“Food tourism” and the gamification of meetings are trending topics in the industry, says Melissa Van Dyke, president of the Incentive Research Foundation (IRF).
Q: Are there any new meeting trends making their mark this year?
A: As incentive travel finds its legs again in the new economy, the IRF is continuing to track a number of trends. Budgets are stabilizing, and in certain sectors, increasing. Gamification of the entire event experience is growing—our studies show a third of planners now integrate some form of gaming and/or virtual elements into their programs.
“Food tourism” is also becoming a stand alone offering. Some organizations now specialize in helping travelers learn more about food through travel and local culinary experiences. Last year, our Mexican cooking school was one of our most sought-after activities. Finally, wellness continues to be a hot topic for both baby boomers and millennials. In our last survey, 62 percent of respondents said they are either concerned about wellness as a part of their programs, are reviewing how to incorporate it or are integrating wellness into their programs.
Q: What’s on the agenda for the IRF’s 21st Annual Invitational event?
A: This event is shaping up to be our strongest to date. Not only are we hosted by the brand-new, Secrets Puerto Los Cabos, we are set to have our most robust education, auction and golf experiences ever. Education day will include 10 insightful discussions including Dylan Bolden from Boston Consulting Group, Michele Gielan, Founder of the Institute for Applied Positive Research and Bill Donius, author of “Thought Revolution.” Attendees will be putting their new knowledge to work over lunch in Innovation Suite discussions. We will also be gamifying the entire event and creating new ways to interact. Of course, we will still have a few surprises for our attendees during the eventing receptions and auctions.

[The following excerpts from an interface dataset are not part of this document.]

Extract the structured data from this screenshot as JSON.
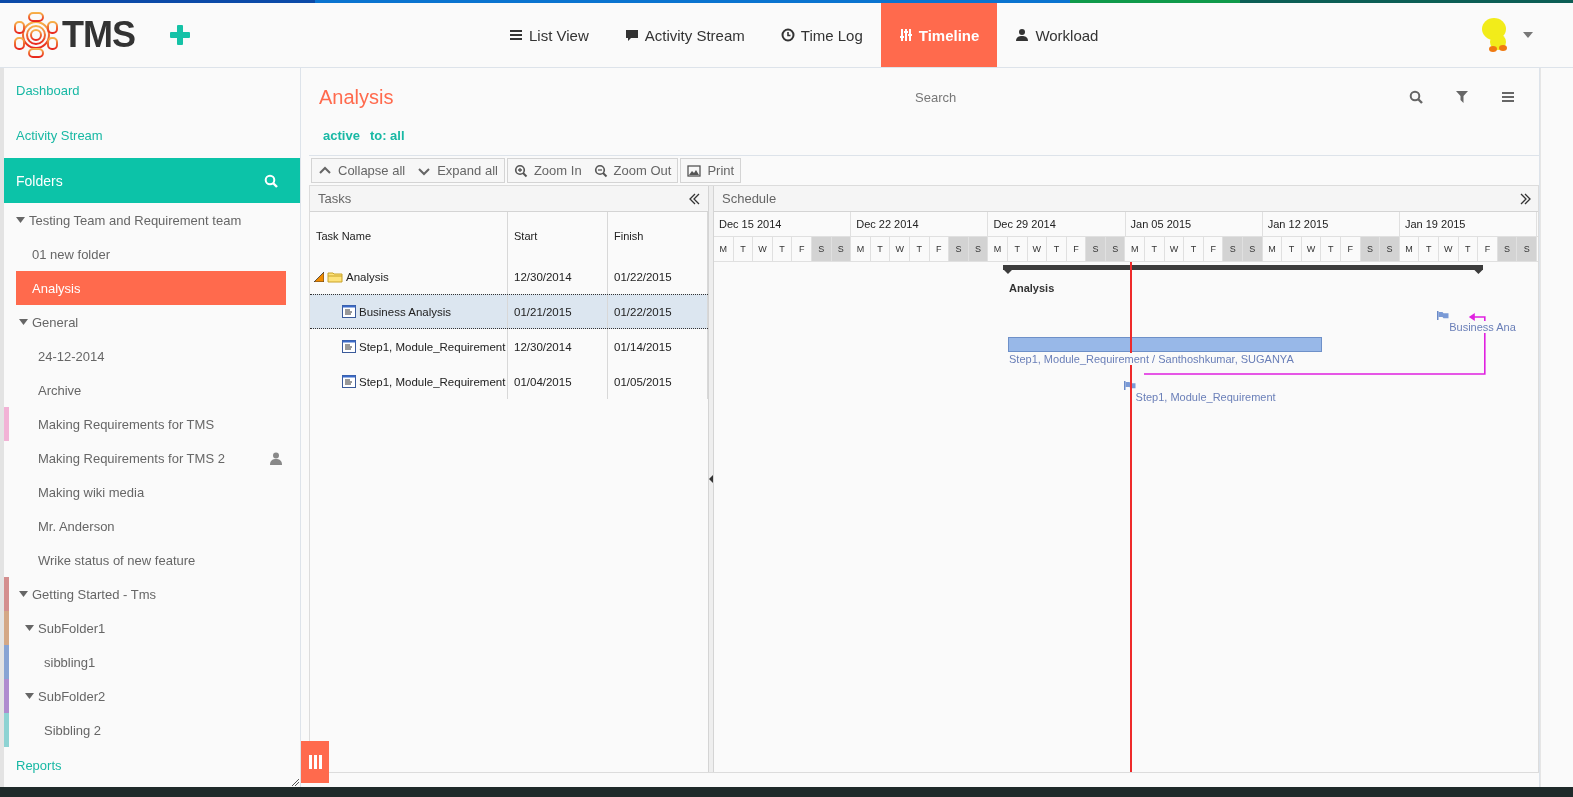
{
  "logo": {
    "text": "TMS"
  },
  "nav": [
    {
      "label": "List View",
      "selected": false
    },
    {
      "label": "Activity Stream",
      "selected": false
    },
    {
      "label": "Time Log",
      "selected": false
    },
    {
      "label": "Timeline",
      "selected": true
    },
    {
      "label": "Workload",
      "selected": false
    }
  ],
  "sidebar": {
    "links_top": [
      {
        "label": "Dashboard"
      },
      {
        "label": "Activity Stream"
      }
    ],
    "folders_header": {
      "label": "Folders"
    },
    "tree": [
      {
        "label": "Testing Team and Requirement team",
        "expanded": true,
        "selected": false,
        "shared": false,
        "children": [
          {
            "label": "01 new folder",
            "selected": false,
            "shared": false
          },
          {
            "label": "Analysis",
            "selected": true,
            "shared": false
          },
          {
            "label": "General",
            "expanded": true,
            "selected": false,
            "shared": false,
            "children": [
              {
                "label": "24-12-2014",
                "selected": false,
                "shared": false
              },
              {
                "label": "Archive",
                "selected": false,
                "shared": false
              },
              {
                "label": "Making Requirements for TMS",
                "selected": false,
                "shared": false,
                "color": "#f2b3d6"
              },
              {
                "label": "Making Requirements for TMS 2",
                "selected": false,
                "shared": true
              },
              {
                "label": "Making wiki media",
                "selected": false,
                "shared": false
              },
              {
                "label": "Mr. Anderson",
                "selected": false,
                "shared": false
              },
              {
                "label": "Wrike status of new feature",
                "selected": false,
                "shared": false
              }
            ]
          },
          {
            "label": "Getting Started - Tms",
            "expanded": true,
            "selected": false,
            "shared": false,
            "color": "#d48f8f",
            "children": [
              {
                "label": "SubFolder1",
                "expanded": true,
                "selected": false,
                "shared": false,
                "color": "#d4a886",
                "children": [
                  {
                    "label": "sibbling1",
                    "selected": false,
                    "shared": false,
                    "color": "#88a4d4"
                  }
                ]
              },
              {
                "label": "SubFolder2",
                "expanded": true,
                "selected": false,
                "shared": false,
                "color": "#b08ccf",
                "children": [
                  {
                    "label": "Sibbling 2",
                    "selected": false,
                    "shared": false,
                    "color": "#8ed3d3"
                  }
                ]
              }
            ]
          }
        ]
      }
    ],
    "links_bottom": [
      {
        "label": "Reports"
      }
    ]
  },
  "main": {
    "title": "Analysis",
    "search": {
      "placeholder": "Search"
    },
    "filters": [
      {
        "label": "active"
      },
      {
        "label": "to: all"
      }
    ],
    "toolbar": [
      {
        "buttons": [
          {
            "label": "Collapse all"
          },
          {
            "label": "Expand all"
          }
        ]
      },
      {
        "buttons": [
          {
            "label": "Zoom In"
          },
          {
            "label": "Zoom Out"
          }
        ]
      },
      {
        "buttons": [
          {
            "label": "Print"
          }
        ]
      }
    ]
  },
  "tasks": {
    "title": "Tasks",
    "columns": [
      "Task Name",
      "Start",
      "Finish"
    ],
    "rows": [
      {
        "kind": "summary",
        "name": "Analysis",
        "start": "12/30/2014",
        "finish": "01/22/2015",
        "expanded": true,
        "selected": false,
        "children": [
          {
            "kind": "task",
            "name": "Business Analysis",
            "start": "01/21/2015",
            "finish": "01/22/2015",
            "selected": true
          },
          {
            "kind": "task",
            "name": "Step1, Module_Requirement",
            "start": "12/30/2014",
            "finish": "01/14/2015",
            "selected": false
          },
          {
            "kind": "task",
            "name": "Step1, Module_Requirement",
            "start": "01/04/2015",
            "finish": "01/05/2015",
            "selected": false
          }
        ]
      }
    ]
  },
  "schedule": {
    "title": "Schedule",
    "weeks": [
      {
        "label": "Dec 15 2014",
        "days": [
          {
            "letter": "M",
            "weekend": false
          },
          {
            "letter": "T",
            "weekend": false
          },
          {
            "letter": "W",
            "weekend": false
          },
          {
            "letter": "T",
            "weekend": false
          },
          {
            "letter": "F",
            "weekend": false
          },
          {
            "letter": "S",
            "weekend": true
          },
          {
            "letter": "S",
            "weekend": true
          }
        ]
      },
      {
        "label": "Dec 22 2014",
        "days": [
          {
            "letter": "M",
            "weekend": false
          },
          {
            "letter": "T",
            "weekend": false
          },
          {
            "letter": "W",
            "weekend": false
          },
          {
            "letter": "T",
            "weekend": false
          },
          {
            "letter": "F",
            "weekend": false
          },
          {
            "letter": "S",
            "weekend": true
          },
          {
            "letter": "S",
            "weekend": true
          }
        ]
      },
      {
        "label": "Dec 29 2014",
        "days": [
          {
            "letter": "M",
            "weekend": false
          },
          {
            "letter": "T",
            "weekend": false
          },
          {
            "letter": "W",
            "weekend": false
          },
          {
            "letter": "T",
            "weekend": false
          },
          {
            "letter": "F",
            "weekend": false
          },
          {
            "letter": "S",
            "weekend": true
          },
          {
            "letter": "S",
            "weekend": true
          }
        ]
      },
      {
        "label": "Jan 05 2015",
        "days": [
          {
            "letter": "M",
            "weekend": false
          },
          {
            "letter": "T",
            "weekend": false
          },
          {
            "letter": "W",
            "weekend": false
          },
          {
            "letter": "T",
            "weekend": false
          },
          {
            "letter": "F",
            "weekend": false
          },
          {
            "letter": "S",
            "weekend": true
          },
          {
            "letter": "S",
            "weekend": true
          }
        ]
      },
      {
        "label": "Jan 12 2015",
        "days": [
          {
            "letter": "M",
            "weekend": false
          },
          {
            "letter": "T",
            "weekend": false
          },
          {
            "letter": "W",
            "weekend": false
          },
          {
            "letter": "T",
            "weekend": false
          },
          {
            "letter": "F",
            "weekend": false
          },
          {
            "letter": "S",
            "weekend": true
          },
          {
            "letter": "S",
            "weekend": true
          }
        ]
      },
      {
        "label": "Jan 19 2015",
        "days": [
          {
            "letter": "M",
            "weekend": false
          },
          {
            "letter": "T",
            "weekend": false
          },
          {
            "letter": "W",
            "weekend": false
          },
          {
            "letter": "T",
            "weekend": false
          },
          {
            "letter": "F",
            "weekend": false
          },
          {
            "letter": "S",
            "weekend": true
          },
          {
            "letter": "S",
            "weekend": true
          }
        ]
      }
    ],
    "items": [
      {
        "kind": "summary",
        "label": "Analysis"
      },
      {
        "kind": "milestone",
        "label": "Business Ana"
      },
      {
        "kind": "task",
        "label": "Step1, Module_Requirement / Santhoshkumar, SUGANYA"
      },
      {
        "kind": "milestone",
        "label": "Step1, Module_Requirement"
      }
    ]
  }
}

Q: How are planners increasing ROE for clients?
A: Our February “Top 10 Trends in Incentives, Recognition and Engagement” revealed a quality over quantity mindset of incentive travel planners. Incentive travel budgets are up, but smart planners are funneling these increased investments into more robust program experiences. Our studies show that 36 percent of planners are increasing their budgets year over year—only 14 percent decreasing and less than 10 percent of planners are increasing their program’s size or duration. Savvy planners are funneling these resources into the non-meal components of their programs such as including all airline fees, increasing off-site excursions and expanding merchandise gifts.